At the age of 19, Warren Buffett enrolled in Columbia Business School to learn from Benjamin Graham, the author of one of his favorite books on investing. Buffett focused on impressing Graham. His efforts paid off — Buffett was the only student to ever earn an A plus in one of Graham’s classes. A few years later, Graham invited Buffett to work at his investment firm in New York City.
Like Buffet, I decided to pursue one of my professional idols at Columbia Business School. Miklos Sarvary leads one of the top media research programs in the nation at GBS and is an expert in the industry. I decided to buy his book and studied it was if I were taking the GMAT. Once I became an expert in Sarvary’s work, I sent him an email, we met, and he invited me to become a scholar in his department. Later that year we launched the NYC Media Seminars, a conference series attracting the world’s leading academics in media.
THE TAKEAWAY: For most people, things like meetings, emails, and phone calls eat up between 75 and 90 percent of a typical work week. Don’t waste time trying to impress everyone in the small amount of time you have left. Devote your day instead to impressing the person who can actually give you a promotion, write you a letter of recommendation or give you a raise. And always remember: you must ask to receive.
Rule #29 Say No To Say Yes
Do things that bring value to you.
“When you say YES to others, make sure you are not saying NO to yourself” — Paulo Coelho
Steve Jobs famously defined focus as not just saying yes to one thing, but also saying no to “the hundred other good ideas that there are.” Jobs argues that “You have to pick carefully. I’m actually as proud of the things we haven’t done as the things I have done. Innovation is saying no to 1,000 things.”
As a strategist, I operate like an internal consultant for the company. My associates ask for my help with projects ranging from marketing plans to financial forecasts and new investment opportunities in startups. At first, I took great pride in doing everything that was asked of me; after all, as a young professional, I wanted to show initiative. But over time the quality of my work suffered, and my colleagues became less interested in what I had to offer. What happened? I had become a commodity. But I found the solution in economics, in the law of supply and demand. I became more selective about which projects I took on, and it wasn’t long before the quality of my work improved — as did my reputation.
THE TAKEAWAY: If you can’t bring value to a certain proposition or invitation, or to the project you are working on, shut it down with a powerful but polite “no thanks.”
Rule #30 You Need a Hero
Become inspired by people you admire.
“Heroes expand our sense of possibility.” — Scott La Barge
Mark Zuckerberg says his hero growing up was Bill Gates. He admired how Gates carried himself, how he built an empire. Zuckerberg ended up becoming like Gates, following in his footsteps by going to Harvard, dropping out of school, building a hugely successful company and devoting his life to philanthropy.

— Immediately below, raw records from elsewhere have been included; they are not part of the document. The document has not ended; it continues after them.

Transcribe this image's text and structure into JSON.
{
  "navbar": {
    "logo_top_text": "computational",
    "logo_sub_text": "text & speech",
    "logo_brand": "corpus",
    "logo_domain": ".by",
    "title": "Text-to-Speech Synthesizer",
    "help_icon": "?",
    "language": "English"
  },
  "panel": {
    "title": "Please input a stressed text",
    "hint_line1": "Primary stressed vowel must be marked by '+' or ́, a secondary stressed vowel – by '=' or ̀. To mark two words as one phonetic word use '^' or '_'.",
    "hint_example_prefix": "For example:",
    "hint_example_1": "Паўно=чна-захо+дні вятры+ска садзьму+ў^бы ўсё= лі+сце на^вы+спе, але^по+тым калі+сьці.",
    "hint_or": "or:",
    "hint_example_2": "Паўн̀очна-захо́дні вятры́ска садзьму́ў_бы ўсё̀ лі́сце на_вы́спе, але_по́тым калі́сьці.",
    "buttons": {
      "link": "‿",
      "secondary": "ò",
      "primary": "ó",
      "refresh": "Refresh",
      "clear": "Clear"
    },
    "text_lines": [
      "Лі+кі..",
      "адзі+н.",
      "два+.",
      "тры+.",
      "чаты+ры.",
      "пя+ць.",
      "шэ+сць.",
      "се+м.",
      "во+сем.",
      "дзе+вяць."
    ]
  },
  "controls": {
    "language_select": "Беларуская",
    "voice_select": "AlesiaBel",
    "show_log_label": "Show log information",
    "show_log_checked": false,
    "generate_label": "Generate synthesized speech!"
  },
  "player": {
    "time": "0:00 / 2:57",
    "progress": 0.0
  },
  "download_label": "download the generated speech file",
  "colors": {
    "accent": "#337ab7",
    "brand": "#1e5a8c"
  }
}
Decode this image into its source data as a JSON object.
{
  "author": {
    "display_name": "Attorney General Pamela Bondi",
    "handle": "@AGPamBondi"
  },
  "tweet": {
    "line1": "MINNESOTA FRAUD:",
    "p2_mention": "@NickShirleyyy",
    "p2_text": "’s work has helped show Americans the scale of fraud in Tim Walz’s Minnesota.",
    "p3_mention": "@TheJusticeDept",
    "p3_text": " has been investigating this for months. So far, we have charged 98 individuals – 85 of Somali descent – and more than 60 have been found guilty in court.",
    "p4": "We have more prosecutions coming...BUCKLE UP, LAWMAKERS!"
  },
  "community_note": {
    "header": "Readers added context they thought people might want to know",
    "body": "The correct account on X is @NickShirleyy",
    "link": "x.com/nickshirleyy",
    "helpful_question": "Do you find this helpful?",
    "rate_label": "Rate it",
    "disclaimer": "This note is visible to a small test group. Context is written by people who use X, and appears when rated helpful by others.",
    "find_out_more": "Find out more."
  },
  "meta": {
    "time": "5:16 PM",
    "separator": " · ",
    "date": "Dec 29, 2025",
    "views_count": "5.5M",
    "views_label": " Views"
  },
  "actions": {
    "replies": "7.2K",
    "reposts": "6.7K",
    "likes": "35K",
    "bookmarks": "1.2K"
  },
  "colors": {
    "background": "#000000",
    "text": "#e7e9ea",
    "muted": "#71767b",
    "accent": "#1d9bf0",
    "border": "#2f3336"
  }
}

Like Zuckerberg, I’ve set my sights on becoming more like my heroes — my father, for his creativity, my mother for her attention to detail; Arianna Huffington and Michael Bloomberg for assembling media empires from scratch and Jamie Oliver, for his passion for his profession.
THE TAKEAWAY: Choose at least three people you look up to for their character, success or life philosophy. It doesn’t matter if it’s your father, Sheryl Sandberg or Sir Richard Branson, your heroes will provide you with life inspiration.
THE END (or is it?)